One hopes that rational Republicans will reform under a new banner or leadership. Either way, Trump-supported violence remains a grave concern. The FBI warns that white supremacist groups and militias — the very rioters loudly proclaiming their undying loyalty to Trump on live television as they ravaged the Capitol — remain the most concerning domestic threat to the United States.

The 2020 election should have been a warning red flag for Republicans as the outcome was clear. Democrats now control the White House, the Senate and the House of Representatives. Democrats remain functional, hoping to work with colleagues across the aisle, with a president embracing the democratic process. The world is breathing a collective, hopefully not temporary, sigh of relief for the United States.

It’s sad that the party of Lincoln has fallen so low, failed so miserably and completely lost sight of its historical ideals and duty to faithfully serve. Behaviorists often suggest one has to “hit bottom” before starting the road to recovery. Republicans have hit bottom. It could be a long road back or simply a self-inflicted demise.

After the last four years, though, the chaos won’t be missed. RIP.

• Deborah Craig resides in Juneau.

More in Opinion

Apayauq Reitan, the first transgender woman to participate in the Iditarod, tells the House Education Committee on March 30, 2023, why she opposes a bill restricting transgender rights. (Mark Sabbatini/Juneau Empire file photo)
Opinion: The imaginary transgender sports crisis

House Bill 183 is a right-wing solution to a problem that doesn’t exist now and never will.

Sen. Jesse Bjorkman, a Nikiski Republican, speaks in favor of overriding a veto of Senate Bill 140 during floor debate of a joint session of the Alaska State Legislature on Monday, March 18, 2024. (Mark Sabbatini / Juneau Empire)
Sen. Jesse Bjorkman: Session ends with budget, dividend and bills passed

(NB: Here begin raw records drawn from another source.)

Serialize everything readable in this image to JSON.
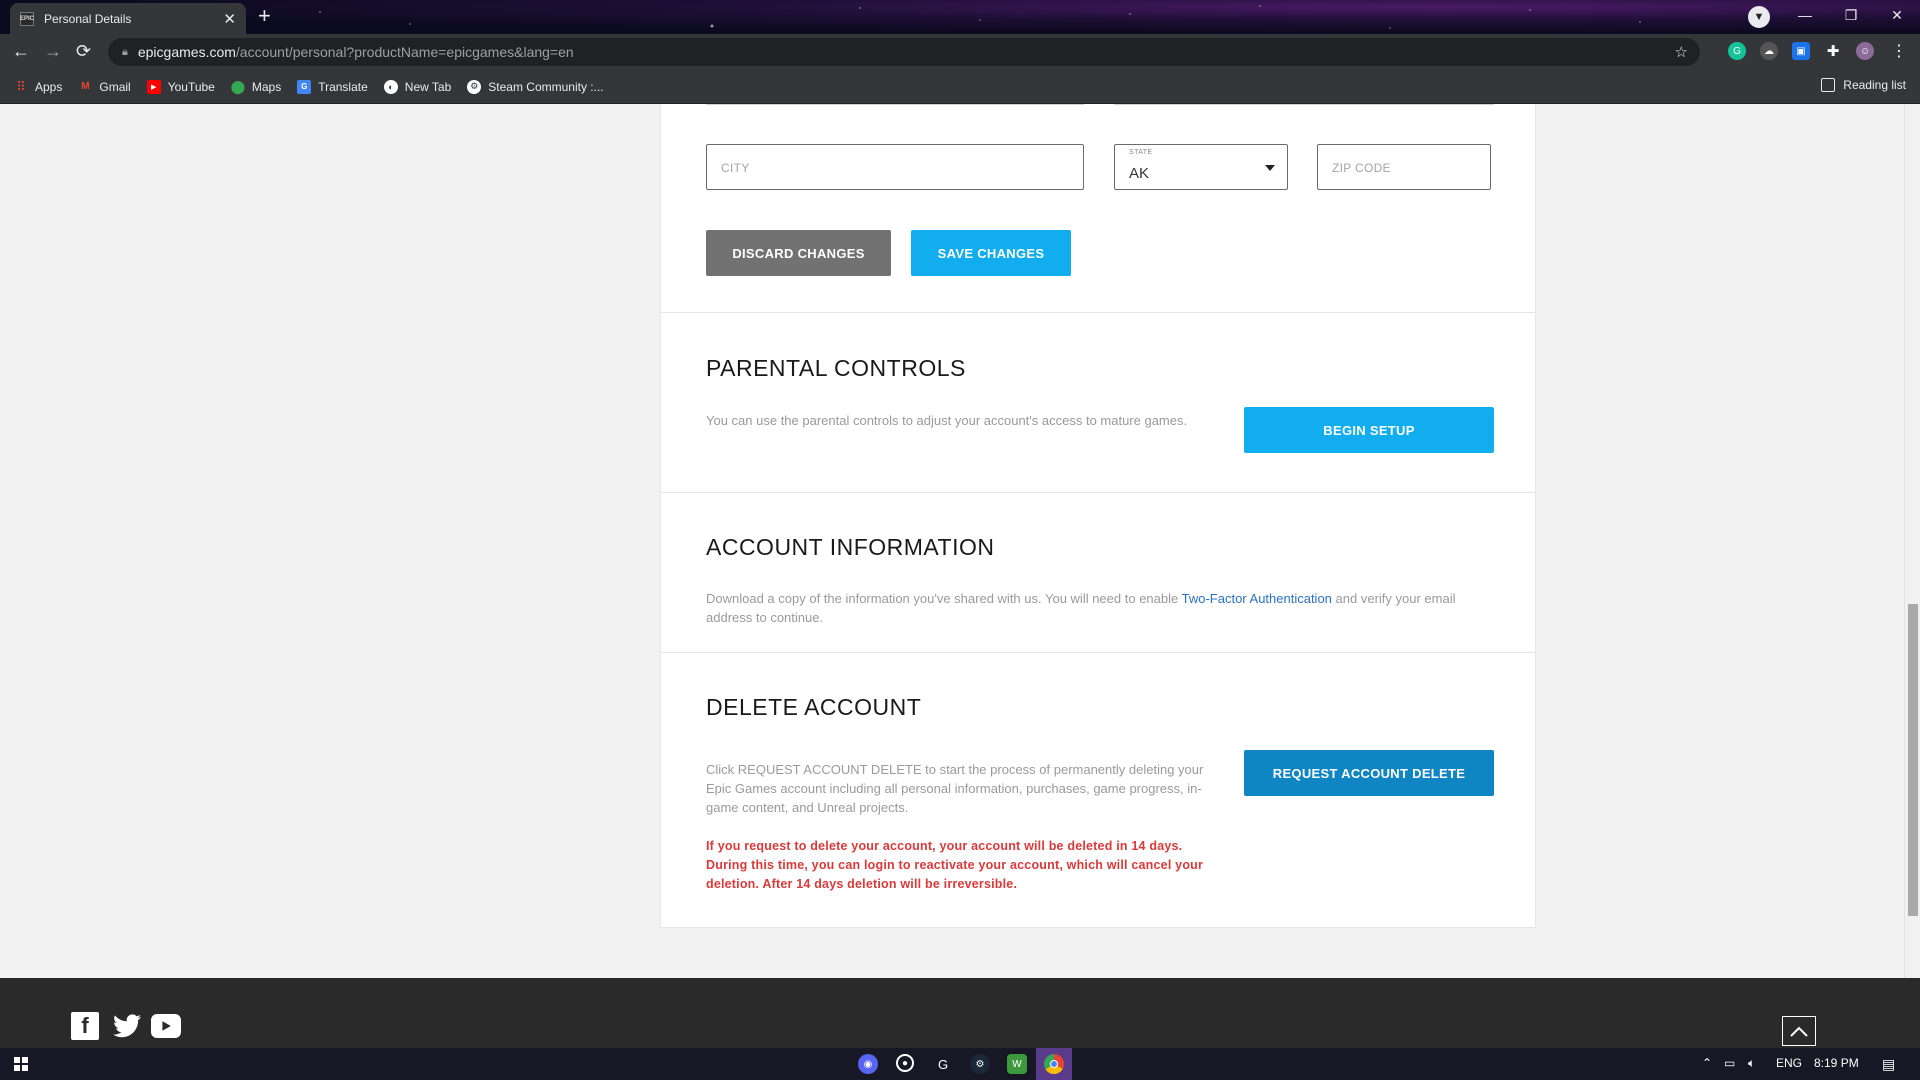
{
  "browser": {
    "tab_title": "Personal Details",
    "tab_favicon": "EPIC",
    "new_tab_symbol": "+",
    "url_host": "epicgames.com",
    "url_path": "/account/personal?productName=epicgames&lang=en",
    "window_controls": {
      "minimize": "—",
      "restore": "❐",
      "close": "✕"
    },
    "reading_list": "Reading list"
  },
  "bookmarks": [
    {
      "label": "Apps",
      "icon": "apps-grid-icon",
      "color": "#ea4335"
    },
    {
      "label": "Gmail",
      "icon": "gmail-icon",
      "color": "#ea4335"
    },
    {
      "label": "YouTube",
      "icon": "youtube-icon",
      "color": "#ff0000"
    },
    {
      "label": "Maps",
      "icon": "maps-icon",
      "color": "#34a853"
    },
    {
      "label": "Translate",
      "icon": "translate-icon",
      "color": "#4285f4"
    },
    {
      "label": "New Tab",
      "icon": "new-tab-icon",
      "color": "#ffffff"
    },
    {
      "label": "Steam Community :...",
      "icon": "steam-icon",
      "color": "#1b2838"
    }
  ],
  "address": {
    "city_placeholder": "CITY",
    "state_label": "STATE",
    "state_value": "AK",
    "zip_placeholder": "ZIP CODE",
    "discard_label": "DISCARD CHANGES",
    "save_label": "SAVE CHANGES"
  },
  "parental": {
    "title": "PARENTAL CONTROLS",
    "description": "You can use the parental controls to adjust your account's access to mature games.",
    "button": "BEGIN SETUP"
  },
  "account_info": {
    "title": "ACCOUNT INFORMATION",
    "text_before": "Download a copy of the information you've shared with us. You will need to enable ",
    "link": "Two-Factor Authentication",
    "text_after": " and verify your email address to continue."
  },
  "delete_account": {
    "title": "DELETE ACCOUNT",
    "description": "Click REQUEST ACCOUNT DELETE to start the process of permanently deleting your Epic Games account including all personal information, purchases, game progress, in-game content, and Unreal projects.",
    "warning": "If you request to delete your account, your account will be deleted in 14 days. During this time, you can login to reactivate your account, which will cancel your deletion. After 14 days deletion will be irreversible.",
    "button": "REQUEST ACCOUNT DELETE"
  },
  "taskbar": {
    "language": "ENG",
    "time": "8:19 PM"
  },
  "colors": {
    "accent_blue": "#11adee",
    "delete_blue": "#0f85c4",
    "discard_gray": "#727272",
    "warning_red": "#d93a3a"
  }
}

Capitol Corner: Legislators report back from Juneau

The Alaska State Capitol. (Clarise Larson / Juneau Empire file photo)
Listen to PAs; support Senate Bill 115: Modernizing PA Practice in Alaska

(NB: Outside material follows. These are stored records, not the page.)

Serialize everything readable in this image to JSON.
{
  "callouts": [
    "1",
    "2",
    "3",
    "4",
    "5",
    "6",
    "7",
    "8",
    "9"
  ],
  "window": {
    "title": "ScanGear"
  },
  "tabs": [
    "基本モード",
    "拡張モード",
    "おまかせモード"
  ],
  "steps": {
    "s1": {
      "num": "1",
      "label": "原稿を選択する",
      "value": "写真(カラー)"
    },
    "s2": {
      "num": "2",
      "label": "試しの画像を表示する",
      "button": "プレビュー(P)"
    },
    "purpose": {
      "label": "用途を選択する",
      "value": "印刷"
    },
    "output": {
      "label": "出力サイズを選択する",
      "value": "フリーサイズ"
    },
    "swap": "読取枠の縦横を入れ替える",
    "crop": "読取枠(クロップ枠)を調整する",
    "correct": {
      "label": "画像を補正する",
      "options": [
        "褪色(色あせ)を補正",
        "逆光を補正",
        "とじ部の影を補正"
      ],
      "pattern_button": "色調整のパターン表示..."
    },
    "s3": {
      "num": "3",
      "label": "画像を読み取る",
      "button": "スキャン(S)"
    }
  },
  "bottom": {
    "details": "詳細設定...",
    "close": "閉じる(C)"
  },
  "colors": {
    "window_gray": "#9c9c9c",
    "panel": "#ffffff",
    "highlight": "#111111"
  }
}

Health care is rapidly evolving, demanding a more flexible and responsive system

Mount Redoubt can be seen across Cook Inlet from North Kenai Beach on Thursday, July 2, 2022. (Erin Thompson/Peninsula Clarion file photo)
Opinion: Hilcorp Alaska: Powering Southcentral Alaska — past, present and future

Hilcorp Alaska has and will continue to fully develop our Cook Inlet basin leasehold

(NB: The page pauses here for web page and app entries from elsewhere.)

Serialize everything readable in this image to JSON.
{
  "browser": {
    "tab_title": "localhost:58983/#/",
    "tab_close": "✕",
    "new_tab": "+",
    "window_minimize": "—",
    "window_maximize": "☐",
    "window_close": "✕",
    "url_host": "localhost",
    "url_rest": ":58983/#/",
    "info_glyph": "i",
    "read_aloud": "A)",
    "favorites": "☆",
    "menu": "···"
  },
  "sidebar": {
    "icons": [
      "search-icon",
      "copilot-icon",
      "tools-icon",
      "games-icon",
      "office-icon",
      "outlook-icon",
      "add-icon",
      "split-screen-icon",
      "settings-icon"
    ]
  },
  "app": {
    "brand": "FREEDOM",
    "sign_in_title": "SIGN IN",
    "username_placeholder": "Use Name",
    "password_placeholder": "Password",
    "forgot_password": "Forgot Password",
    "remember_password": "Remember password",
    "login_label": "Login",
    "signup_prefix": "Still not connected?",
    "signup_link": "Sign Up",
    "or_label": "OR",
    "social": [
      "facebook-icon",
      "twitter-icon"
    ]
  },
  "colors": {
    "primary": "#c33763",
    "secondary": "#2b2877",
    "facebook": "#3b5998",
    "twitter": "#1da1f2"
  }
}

Sen. Jesse Bjorkman, a Nikiski Republican, speaks in favor of overriding a veto of Senate Bill 140 during floor debate of a joint session of the Alaska State Legislature on Monday, March 18, 2024 (Mark Sabbatini / Juneau Empire)
Sen. Jesse Bjorkman: Collegiality matters

Capitol Corner: Legislators report back from Juneau

Juneau Empire file photo
Larry Persily.
Opinion: Alaska might as well embrace the past

The governor, legislators, municipal officials and business leaders are worried that the Railbelt will run short of natural gas before the end of the decade

The Alaska State Capitol on March 1. (Ashlyn O’Hara/Peninsula Clarion)
Opinion: Physicians oppose Alaska Senate Bill 115 — Independent Practice for PAs

Alaskans don’t want access to just any health care, they want access to high quality care

Norm McDonald is the deputy director of Fire Protection for the Alaska Division of Forestry & Fire Protection. (Photo courtesy Bureau of Land Management Alaska Fire Service)
The Swan Lake Fire can be seen from above on Monday, Aug. 26, 2019, on the Kenai Peninsula, Alaska. (Photo courtesy Alaska Wildland Fire Information)
Opinion: This wildfire prevention month, reflect on ways to protect each other and our communities from wildfire

Alaskans saw what happened in Canada last year, and they know it can happen here too

Jason Sodergren and retired veterinarian Ralph Broshes capture and attend to crane shot with an arrow, July 9, 2023, in Homer, Alaska. (Photo provided by Nina Faust)
What happened to the ‘Arrowshot Crane’?

In many animal rescues, the outcome is fairly quickly known, but the… Continue reading